If you think of yourself as a writer, you probably think that this time of pandemics and quarantine is just the thing you need to start that novel or maybe finish. Writers are moving into a period of unprecedented history. Writers know the value of their time and the space they need to write. The rest of the world — is anxious.

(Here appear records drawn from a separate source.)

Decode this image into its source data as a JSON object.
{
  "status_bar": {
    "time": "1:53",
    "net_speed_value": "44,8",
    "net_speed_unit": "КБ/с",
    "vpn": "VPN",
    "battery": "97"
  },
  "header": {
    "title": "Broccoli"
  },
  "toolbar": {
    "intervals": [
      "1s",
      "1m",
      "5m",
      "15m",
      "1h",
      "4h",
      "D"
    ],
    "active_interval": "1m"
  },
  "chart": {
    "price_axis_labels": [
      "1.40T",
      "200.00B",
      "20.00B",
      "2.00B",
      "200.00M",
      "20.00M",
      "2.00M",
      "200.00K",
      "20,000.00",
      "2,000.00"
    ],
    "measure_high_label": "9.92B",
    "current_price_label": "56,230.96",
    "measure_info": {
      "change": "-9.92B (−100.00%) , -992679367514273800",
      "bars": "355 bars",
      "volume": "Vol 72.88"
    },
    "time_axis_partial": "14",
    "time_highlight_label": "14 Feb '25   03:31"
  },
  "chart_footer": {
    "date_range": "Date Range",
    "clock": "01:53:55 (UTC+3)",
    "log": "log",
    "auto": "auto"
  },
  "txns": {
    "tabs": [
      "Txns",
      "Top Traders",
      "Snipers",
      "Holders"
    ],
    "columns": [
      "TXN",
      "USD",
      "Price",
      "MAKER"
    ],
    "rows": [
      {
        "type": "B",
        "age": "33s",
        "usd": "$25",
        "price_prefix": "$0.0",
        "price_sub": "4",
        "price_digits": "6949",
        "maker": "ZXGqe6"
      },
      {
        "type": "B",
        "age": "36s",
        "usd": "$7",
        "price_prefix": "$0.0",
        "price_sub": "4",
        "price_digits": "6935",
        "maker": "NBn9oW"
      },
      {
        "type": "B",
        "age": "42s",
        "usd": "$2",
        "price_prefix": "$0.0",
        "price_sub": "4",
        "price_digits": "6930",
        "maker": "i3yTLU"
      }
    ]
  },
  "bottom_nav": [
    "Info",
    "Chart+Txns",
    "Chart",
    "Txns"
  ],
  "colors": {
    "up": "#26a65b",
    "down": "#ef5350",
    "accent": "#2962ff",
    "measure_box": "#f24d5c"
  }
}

Socializing and being connected to people is a part of our jobs, our friend groups, and family. As people begin to rethink their lives around this outbreak of flu, social distancing and selecting to live a quiet, remote life for a few week (forced or not), will be a difficult proposition for the people around you. In our culture, we have used isolation as punishment. Leaving people out or creating a cancel culture is considered terrible social terms to live in. People who violate the terms of Twitter are put in Twitter jail or facebook prison for a period of time. This is all social isolation. We don’t value sitting and reading a book for three hours (because no one really has the time anymore). In the book How to Disappear: Notes on invisibility in a time of transparency, Akikko Busch so aptly discusses visibility and invisibility in the world. It is a brilliant discussion of why being invisible is just as important and relevant as being visible digitally and physically. “It has become routine to assume that the rewards of life are public and that our lives can be measured by how we are seen rather than what we do.” This visibility that makes us public isn’t just a physical space, but a technological presence of posting our food pictures, sharing social gatherings, and posts about travel. But that is changing and writers are good ambassadors to help people understand the value of reading a book that will change their perspective, share the value of working on something (anything) uninterrupted for a long time.
Fiction, poetry, and storytelling are fostering an understanding of imaginary inter-relationships in our imagination. We know that we can be deeply moved and changed by watching a good movie or reading a book we really are excited about. Sometimes, those stories are meant to change us, and sometimes they do it slowly, without an immediate impact. Busch talks about the value of imaginative conversations, ways we talk to ourselves as a way to practice speaking at an interview, discussing relationships, or just trying out a new idea. “We can have simulated discussions with real people who are not in the room. We can be deeply effected by fiction we’ve read. Something that is not real can have a real impact and foster a real emotion reaction.” In terms of your imagination and your ability to think and interact — these isolated practice sessions are just as important to your brain and your ability to see the world. Maybe it is trite to pull out book like Busch, Akiko.
Writer may feel better about thinking in terms of life as an invisible playground. They may even have a massive set of skills for this kind of interaction. Writers can manipulate and change scenes and find the moment things are relevant, important, and new. They can practice (in their minds) scene that change over and over again until they find the optimal vision that will draw out emotion and change the way people see the world. Do you have that power? I do, and I use it ALL the time. Anyone who says they have their best ideas in the shower are practicing this power in the known isolation of the shower.
Love in the Time of Cholera, or Albert Camus The Plague, but it is also assuring to find writers moving through these ordeals, (real or imagined) and finding out something universal about solitude, isolation, and the human condition. In Pale Horse, Pale Rider, a short novel by Katherine Anne Porter, she experience the Spanish Flu and the result is a significant shift in the world as she knows it. It is stunning, beautiful, sad, and perhaps one of the most moving statement of shifting from innocence to experience in literature. As writers, we may secretly relish this time of sequestering ourselves, more time writing, more time dreaming. It isn’t the writers of the world I am worried about, it is all those who have yet to discover how enriching it can be to settle, to focus, and to create. We have to continue the process of introducing friends and family into deep reading, critical thinking, field walks, beach explorations and all the magical ways we find inspiration through solitude. From our worries and our vision of the world — will come great stories, great vision, and a sense that we are all capable of great things even in solitude and with some social distance.
How to Disappear: Notes on Invisibility in a Time of Transparency. Penguin Books, 2019.
Originally published at http://www.ronsamul.org.